skip to main content
How Mouth Breathing Can Impact Mental Health, Part 1

How Mouth Breathing Can Impact Mental Health, Part 1

Friday, July 08, 2022

You may have heard someone referred to as a "mouth breather" as an insult. However, you might not have known that the habit of mouth breathing actually can be harmful to your overall health and wellness. In fact, mouth breathing caused by tongue thrust can impact physical and psychological damage in children and adults.

That's why IJustWantTo® Correct My Tongue Thrust wants to explain the condition, symptoms, and possible mental health consequences of mouth breathing.

What’s the Difference Between Breathing Through My Nose Vs. Mouth?

There are various differences between breathing through your mouth instead of your nose. When you breathe through your nose, the tiny hairs called cilia filter out debris, including allergens, pollution, and even small insects. Breathing through your nose is better for your lungs and throat due to the moist, warm air.

The nose gradually warms up to body temperature, allowing your tissues to absorb more easily. When you breathe through your mouth, it doesn't provide protection, and your mouth becomes dry as you inhale.

What Causes Mouth Breathing?

Mouth breathing happens when a person can't breathe through their nose properly. Some common conditions that affect nasal breathing include:

  • Enlarged Adenoids: Small glands situated above and behind the nose that protect young children from bacteria and viruses. Adenoids can become swollen or infected, obstructing children's airways.
  • Enlarged Tonsils: Tonsils are located at the back of the throat.
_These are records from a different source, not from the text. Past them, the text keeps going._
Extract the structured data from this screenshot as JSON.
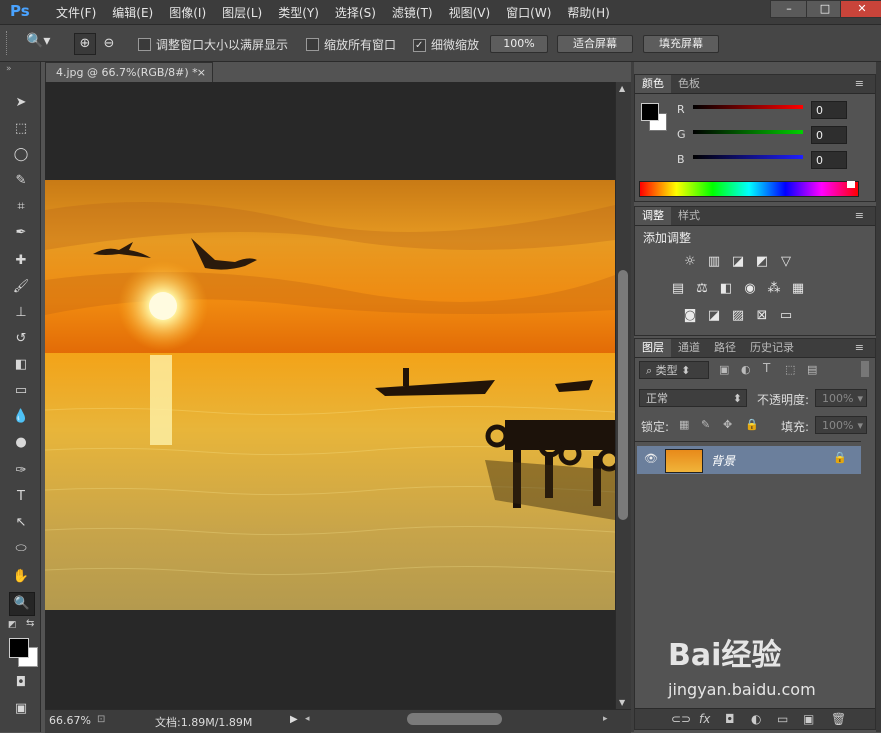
{
  "app": {
    "logo": "Ps"
  },
  "menu": [
    "文件(F)",
    "编辑(E)",
    "图像(I)",
    "图层(L)",
    "类型(Y)",
    "选择(S)",
    "滤镜(T)",
    "视图(V)",
    "窗口(W)",
    "帮助(H)"
  ],
  "window_controls": {
    "minimize": "–",
    "maximize": "□",
    "close": "✕"
  },
  "options": {
    "resize_windows_label": "调整窗口大小以满屏显示",
    "resize_windows_checked": false,
    "zoom_all_label": "缩放所有窗口",
    "zoom_all_checked": false,
    "scrubby_zoom_label": "细微缩放",
    "scrubby_zoom_checked": true,
    "btn_100": "100%",
    "btn_fit": "适合屏幕",
    "btn_fill": "填充屏幕"
  },
  "document": {
    "tab_title": "4.jpg @ 66.7%(RGB/8#) *",
    "tab_close": "×",
    "zoom": "66.67%",
    "doc_size": "文档:1.89M/1.89M"
  },
  "color_panel": {
    "tabs": [
      "颜色",
      "色板"
    ],
    "active_tab": 0,
    "channels": [
      {
        "label": "R",
        "value": "0",
        "color": "#ff2020"
      },
      {
        "label": "G",
        "value": "0",
        "color": "#20d020"
      },
      {
        "label": "B",
        "value": "0",
        "color": "#2040ff"
      }
    ]
  },
  "adjustments_panel": {
    "tabs": [
      "调整",
      "样式"
    ],
    "active_tab": 0,
    "heading": "添加调整"
  },
  "layers_panel": {
    "tabs": [
      "图层",
      "通道",
      "路径",
      "历史记录"
    ],
    "active_tab": 0,
    "filter_kind": "类型",
    "blend_mode": "正常",
    "opacity_label": "不透明度:",
    "opacity_value": "100%",
    "lock_label": "锁定:",
    "fill_label": "填充:",
    "fill_value": "100%",
    "layers": [
      {
        "name": "背景",
        "visible": true,
        "locked": true
      }
    ]
  },
  "watermark": {
    "brand": "Bai经验",
    "url": "jingyan.baidu.com"
  }
}
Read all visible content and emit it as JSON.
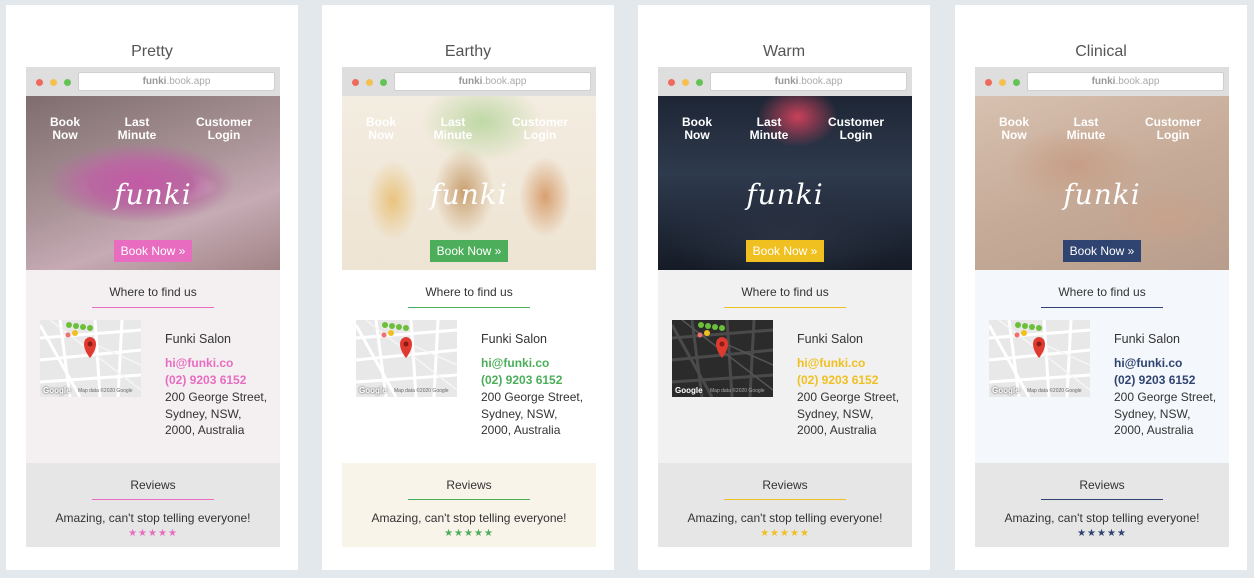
{
  "browser_url": {
    "brand": "funki",
    "rest": ".book.app"
  },
  "nav": {
    "book": [
      "Book",
      "Now"
    ],
    "last": [
      "Last",
      "Minute"
    ],
    "login": [
      "Customer",
      "Login"
    ]
  },
  "logo": "funki",
  "book_button": "Book Now »",
  "find_title": "Where to find us",
  "map": {
    "google_label": "Google",
    "credit": "Map data ©2020 Google"
  },
  "salon_name": "Funki Salon",
  "email": "hi@funki.co",
  "phone": "(02) 9203 6152",
  "address": "200 George Street, Sydney, NSW, 2000, Australia",
  "reviews_title": "Reviews",
  "review_text": "Amazing, can't stop telling everyone!",
  "stars": "★★★★★",
  "themes": [
    {
      "name": "Pretty",
      "accent": "#e86cc0",
      "find_bg": "#f4eff1",
      "reviews_bg": "#e6e6e6",
      "hero": "pretty"
    },
    {
      "name": "Earthy",
      "accent": "#4cae5a",
      "find_bg": "#ffffff",
      "reviews_bg": "#f8f4ea",
      "hero": "earthy"
    },
    {
      "name": "Warm",
      "accent": "#f0c020",
      "find_bg": "#f1f1f1",
      "reviews_bg": "#e6e6e6",
      "hero": "warm"
    },
    {
      "name": "Clinical",
      "accent": "#2f4470",
      "find_bg": "#f4f7fb",
      "reviews_bg": "#e6e6e6",
      "hero": "clinical"
    }
  ]
}
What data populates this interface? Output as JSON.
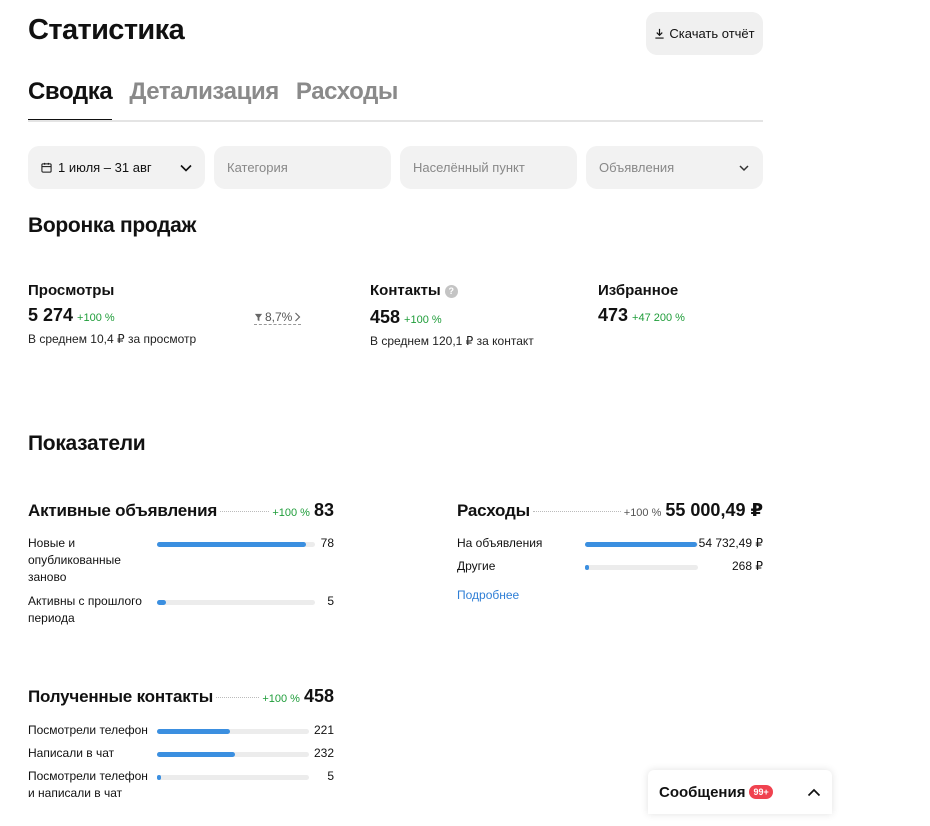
{
  "header": {
    "title": "Статистика",
    "download_label": "Скачать отчёт"
  },
  "tabs": [
    {
      "label": "Сводка",
      "active": true
    },
    {
      "label": "Детализация",
      "active": false
    },
    {
      "label": "Расходы",
      "active": false
    }
  ],
  "filters": {
    "dates": "1 июля – 31 авг",
    "category_placeholder": "Категория",
    "locality_placeholder": "Населённый пункт",
    "ads_selected": "Объявления"
  },
  "funnel": {
    "title": "Воронка продаж",
    "views": {
      "label": "Просмотры",
      "value": "5 274",
      "delta": "+100 %",
      "sub": "В среднем 10,4 ₽ за просмотр"
    },
    "conversion": "8,7%",
    "contacts": {
      "label": "Контакты",
      "value": "458",
      "delta": "+100 %",
      "sub": "В среднем 120,1 ₽ за контакт"
    },
    "favorites": {
      "label": "Избранное",
      "value": "473",
      "delta": "+47 200 %"
    }
  },
  "indicators": {
    "title": "Показатели",
    "active_ads": {
      "title": "Активные объявления",
      "delta": "+100 %",
      "total": "83",
      "rows": [
        {
          "label": "Новые и опубликованные заново",
          "value": "78",
          "fill": 0.94
        },
        {
          "label": "Активны с прошлого периода",
          "value": "5",
          "fill": 0.06
        }
      ]
    },
    "expenses": {
      "title": "Расходы",
      "delta": "+100 %",
      "total": "55 000,49 ₽",
      "rows": [
        {
          "label": "На объявления",
          "value": "54 732,49 ₽",
          "fill": 0.99
        },
        {
          "label": "Другие",
          "value": "268 ₽",
          "fill": 0.01
        }
      ],
      "more_label": "Подробнее"
    },
    "contacts": {
      "title": "Полученные контакты",
      "delta": "+100 %",
      "total": "458",
      "rows": [
        {
          "label": "Посмотрели телефон",
          "value": "221",
          "fill": 0.48
        },
        {
          "label": "Написали в чат",
          "value": "232",
          "fill": 0.51
        },
        {
          "label": "Посмотрели телефон и написали в чат",
          "value": "5",
          "fill": 0.02
        }
      ]
    }
  },
  "messages": {
    "label": "Сообщения",
    "badge": "99+"
  },
  "colors": {
    "accent": "#3b8fe0",
    "positive": "#1f9d3a",
    "badge": "#f0424f",
    "link": "#2f7fd6"
  }
}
Tonsillitis is much more common in children and teenagers, but adults can also develop tonsillitis that affects their ability to breathe through their noses.
  • Nasal Congestion: If you suffer from allergies, colds, or chronic sinusitis, you may experience a persistent stuffy nose that prevents you from breathing through your nose.
  • Deviated Septum: The septum is a piece of cartilage and bone that splits the inside of your nose into two sections. When your septum is tilted to one side, it can obstruct your airway and cause you to breathe through your mouth.

People who breathe through their mouths and not their noses are more likely to develop sleep disorders, including sleep apnea, chronic fatigue, snoring, and waking up tired and irritable. All of these conditions can impact a person's mental health.

Furthermore, children who have mouth breathing are more likely to have dental problems like malocclusion and facial differences. They can also develop obstructive sleep apnea that healthcare providers link to learning difficulties and behavioral problems that impact their growth into adulthood.

What Are Mouth Breathing Symptoms?

Many mouth-breathing symptoms affect children and adults in the same way. Here are some examples:

  • Dry Mouth
  • Bad Breath
  • Drool on Pillows
  • Daytime Sleepiness
  • Malocclusion.

Does Mouth Breathing Have Serious Mental Effects?

When someone breathes through their mouth, they are gulping more air than they need. Despite having more oxygen intake, mouth breathing is less efficient than taking more shallow breaths through the nose. As previously stated, mouth breathing can lead to the development of sleep disorders such as obstructive sleep apnea, which causes frequent disruptions in the sleep cycle and low oxygen levels.

As time passes, this oxygen deficiency has a harmful effect on the mind, with the possible consequences including:

  • Impaired development of the prefrontal cortex, the part of the brain responsible for learning and processing new information in children.
  • Overall, there is a decrease in the number of synaptic connections made in the brain.
  • Cortisol and adrenaline levels increase, which can cause anxiety and aggressive behavior. This is also why children with sleep apnea frequently exhibit symptoms of a hyperactive disorder like ADD or ADHD.
  • In addition, lack of sleep and low oxygen levels can lower your IQ or cause problems in learning.

IJustWantTo® Correct My Tongue Thrust Program

Breathing is one of the most important functions in your body. If you or a child suffers from mouth breathing, IJustWantTo® Correct My Tongue Thrust is a seven-lesson program that will teach you to train your tongue to "live" on the roof of your mouth rather than falling and obstructing your airway.

The author, Janet Bennet, M. Ed., CCC-SLP is a licensed Speech Pathologist for over 35 years and has developed this program to help you break the habit of mouth breathing and start living your life to the fullest.

For more information about IJustWantTo® Correct My Tongue Thrust, visit our website or contact us.

Janet M. Bennett

Written by:

Janet Bennett, M.Ed., CCC-SLP, is a Speech Pathologist in private practice in Asheville, NC, since 1977. She specializes in treating tongue thrust, a swallowing disorder that can result in buckteeth, an open bite, a lisp, snoring, and other problems that have not yet been made known to most people.